Ohh, that’s great, thank you so much, Don!

I thought that when I imported the tape.gld file I was just importing the tape mesh, and nothing else. I didn’t realize that the mesh was the child of a scene, and that I had to specifically find that child and manipulate it, rather than manipulate the entire scene that it sat inside. Poking around inside console.log(sceneTape); helped me understand that better.

I put a simplified working version here in case anyone finds this question later and wants to understand what I did:

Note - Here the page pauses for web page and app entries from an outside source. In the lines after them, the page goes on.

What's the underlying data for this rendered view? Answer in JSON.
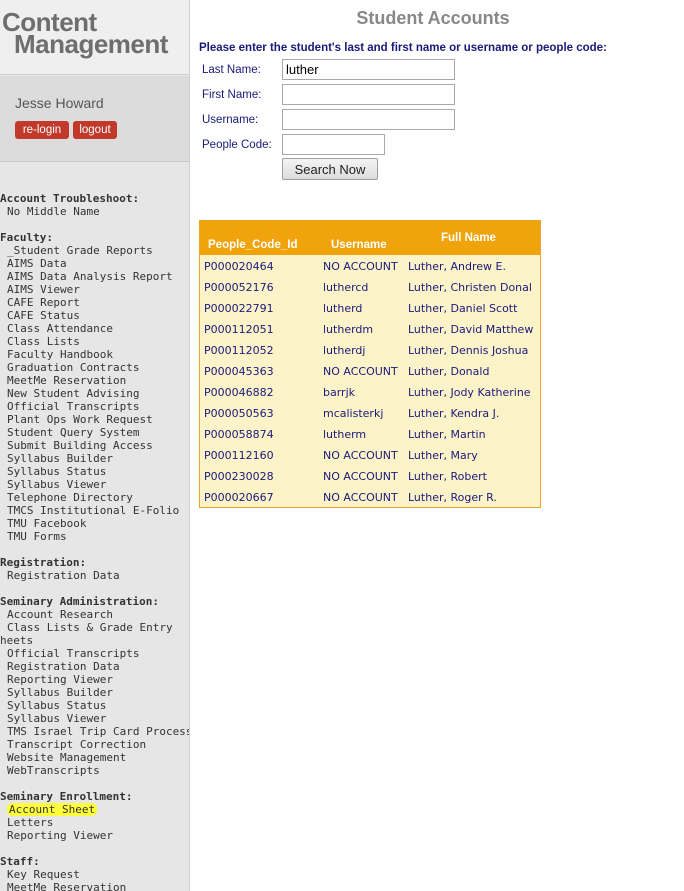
{
  "sidebar": {
    "logo_line1": "Content",
    "logo_line2": "Management",
    "user_name": "Jesse Howard",
    "relogin_label": "re-login",
    "logout_label": "logout",
    "sections": [
      {
        "title": "Account Troubleshoot:",
        "items": [
          "No Middle Name"
        ]
      },
      {
        "title": "Faculty:",
        "items": [
          "_Student Grade Reports",
          "AIMS Data",
          "AIMS Data Analysis Report",
          "AIMS Viewer",
          "CAFE Report",
          "CAFE Status",
          "Class Attendance",
          "Class Lists",
          "Faculty Handbook",
          "Graduation Contracts",
          "MeetMe Reservation",
          "New Student Advising",
          "Official Transcripts",
          "Plant Ops Work Request",
          "Student Query System",
          "Submit Building Access",
          "Syllabus Builder",
          "Syllabus Status",
          "Syllabus Viewer",
          "Telephone Directory",
          "TMCS Institutional E-Folio",
          "TMU Facebook",
          "TMU Forms"
        ]
      },
      {
        "title": "Registration:",
        "items": [
          "Registration Data"
        ]
      },
      {
        "title": "Seminary Administration:",
        "items": [
          "Account Research",
          "Class Lists & Grade Entry",
          "heets",
          "Official Transcripts",
          "Registration Data",
          "Reporting Viewer",
          "Syllabus Builder",
          "Syllabus Status",
          "Syllabus Viewer",
          "TMS Israel Trip Card Processing",
          "Transcript Correction",
          "Website Management",
          "WebTranscripts"
        ]
      },
      {
        "title": "Seminary Enrollment:",
        "items": [
          "Account Sheet",
          "Letters",
          "Reporting Viewer"
        ]
      },
      {
        "title": "Staff:",
        "items": [
          "Key Request",
          "MeetMe Reservation"
        ]
      }
    ]
  },
  "main": {
    "title": "Student Accounts",
    "instructions": "Please enter the student's last and first name or username or people code:",
    "form": {
      "last_name_label": "Last Name:",
      "last_name_value": "luther",
      "first_name_label": "First Name:",
      "first_name_value": "",
      "username_label": "Username:",
      "username_value": "",
      "people_code_label": "People Code:",
      "people_code_value": "",
      "search_button": "Search Now"
    },
    "results": {
      "headers": [
        "People_Code_Id",
        "Username",
        "Full Name"
      ],
      "rows": [
        [
          "P000020464",
          "NO ACCOUNT",
          "Luther, Andrew E."
        ],
        [
          "P000052176",
          "luthercd",
          "Luther, Christen Donal"
        ],
        [
          "P000022791",
          "lutherd",
          "Luther, Daniel Scott"
        ],
        [
          "P000112051",
          "lutherdm",
          "Luther, David Matthew"
        ],
        [
          "P000112052",
          "lutherdj",
          "Luther, Dennis Joshua"
        ],
        [
          "P000045363",
          "NO ACCOUNT",
          "Luther, Donald"
        ],
        [
          "P000046882",
          "barrjk",
          "Luther, Jody Katherine"
        ],
        [
          "P000050563",
          "mcalisterkj",
          "Luther, Kendra J."
        ],
        [
          "P000058874",
          "lutherm",
          "Luther, Martin"
        ],
        [
          "P000112160",
          "NO ACCOUNT",
          "Luther, Mary"
        ],
        [
          "P000230028",
          "NO ACCOUNT",
          "Luther, Robert"
        ],
        [
          "P000020667",
          "NO ACCOUNT",
          "Luther, Roger R."
        ]
      ]
    }
  },
  "colors": {
    "accent_orange": "#f0a30a",
    "table_bg": "#fdf3c8",
    "text_navy": "#1a1a7a",
    "button_red": "#c0392b",
    "highlight_yellow": "#ffff3c"
  }
}
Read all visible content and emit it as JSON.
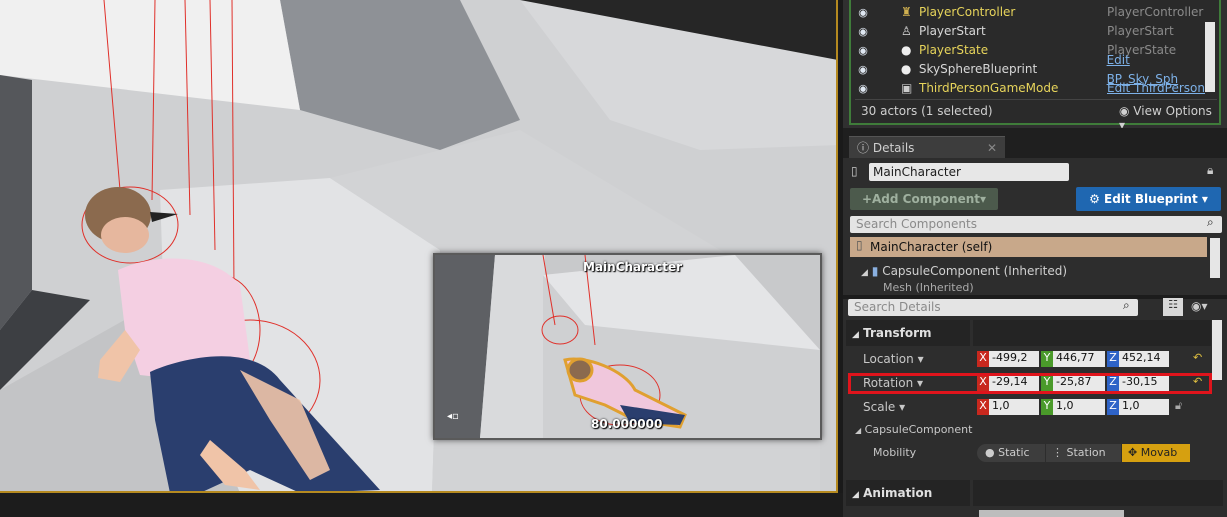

You can do a view source to see how that demo works. One thing that I did as an aide memoire was to use the variable name sceneTape so that it’s clear throughout the code that it’s referring to a whole scene, not just a mesh:

var sceneTape;

// load tape model
var loader = new THREE.GLTFLoader();
loader.load("tape.glb", function(gltf) {
  sceneTape = gltf.scene;
}, undefined, function(error) {

To spin the tape I used:

// spin the tape
function spinTape() {
  if (sceneTape) {
    meshTape = sceneTape.getObjectByName('tape_-_left_-_reel');
    meshTape.rotation.y += 0.05;
  updateRequest = window.requestAnimationFrame(spinTape);

(Note for other newbies: this was just a proof of concept, and some of the code was copied from elsewhere and might be out of date, so don’t take anything you see there as best practice.)